History Made: 2017 Atlantic hurricane season in review

Hurricane Harvey nearing landfall in Texas. (Image Source: NASA / NOAA GOES Project / MGN)

BRYAN, Tex. (KBTX) - If you're reading this, you, or someone you know, was likely directly affected by the 2017 Atlantic Hurricane Season. In large part thanks to Harvey, the first landfalling hurricane to hit the Lone Star State since 2008, our view of hurricanes and the tropics is forever changed.

There are many stories to be told over again on Harvey, Irma, Maria, and the rest. In this post, we'll focus on some of the statistics and records that this season set.

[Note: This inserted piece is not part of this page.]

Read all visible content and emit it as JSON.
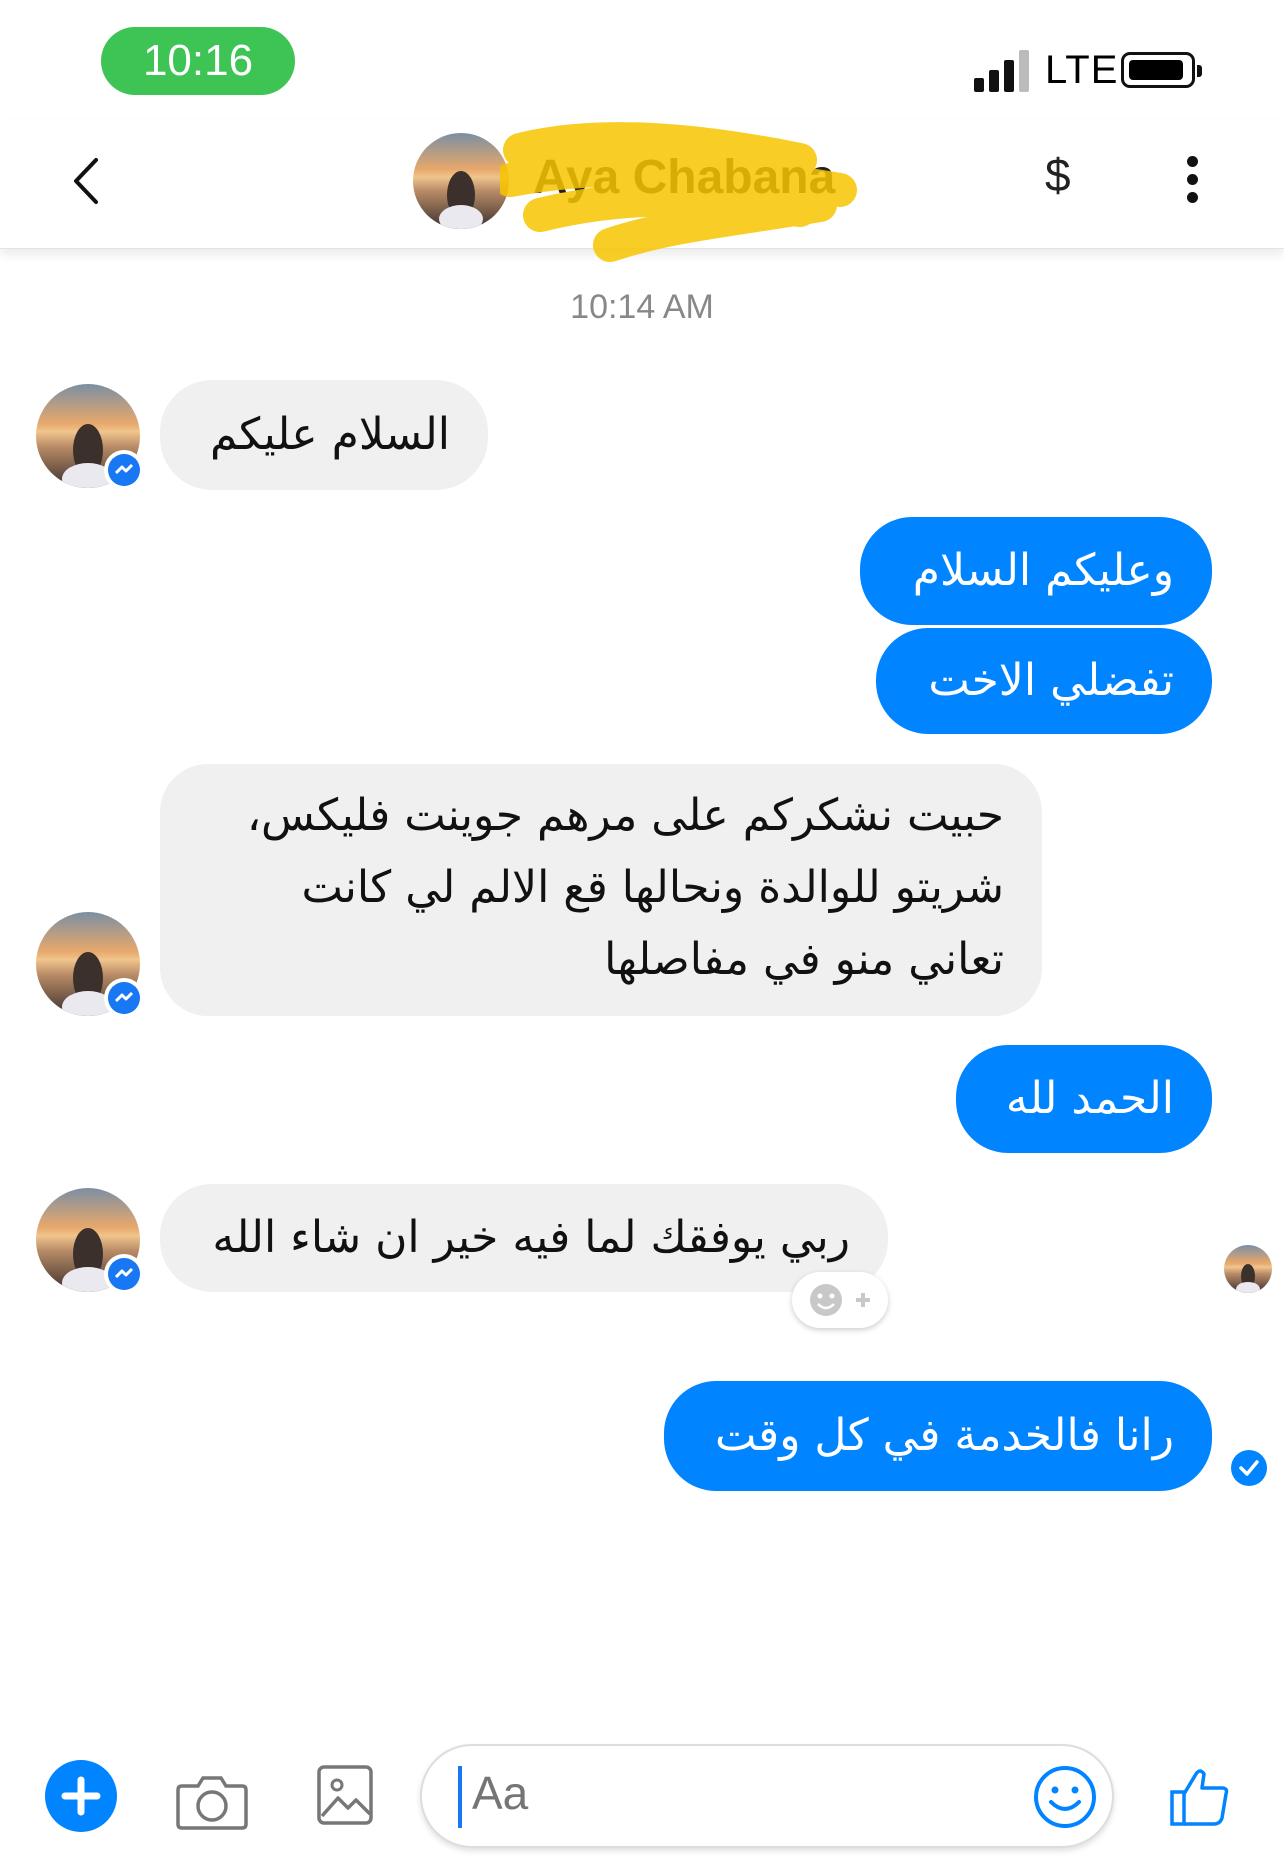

Records and notable figures
-17 named storms, 91.25 "named storm days", 10 hurricanes (most since 2012).
-6 major hurricanes (Cat3 or higher, most since 2005).
-Record of 2 consecutive Cat4 landfalls (Harvey, Irma)
-Record of 3 consectuvie Cat4 storms (Harvey, Irma, Jose)
-Strongest storm ever recorded in the Atlantic Basin, outside the Caribbean or Gulf of Mexico (Irma)
-Longest duration of sustained winds of 185mph in the Atlantic Basin (Irma, 37 hours)

Harvey

-first Cat4 hurricane to make landfall in Texas since Carla (1961)
-first US landfalling major hurricane since Wilma (2005)
-Lasted 117 hours as a named storm after Texas landfall, more than any other (Fern, 1971, 54 hours)
-Rainfall record for a tropical cyclone in the US: total of over sixty inches (60.58" recorded in Nederland)
-Estimated over $100 billion in total damage

Irma

-First Cat5 to make landfall in Cuba since 1924.
-First Cat4 to make landfall in Florida (Charley, 2004).
-Strongest hurricane to impact the Leeward Islands on record.

Maria

-Intensified 60 knots in 18 hours - only Wilma (2005), Felix (2007), and Ike (2008) have strengthened more in that amount of time.
-First Cat5 on record to hit Dominica
-First Cat4 to make landfall in Puerto Rico since 1932.

Nate

-Movement speed of 28mph was the fasted 12hr average speed in the Gulf of Mexico on record.

Ophelia

-Farthest east an Atlantic storm has kept major hurricane status (18.3°W)

Plenty more to be discussed and researched regarding this hurricane season. For a comprehensive report on the scope of the season from start to finish, click the link from Colorado State on the side of this article.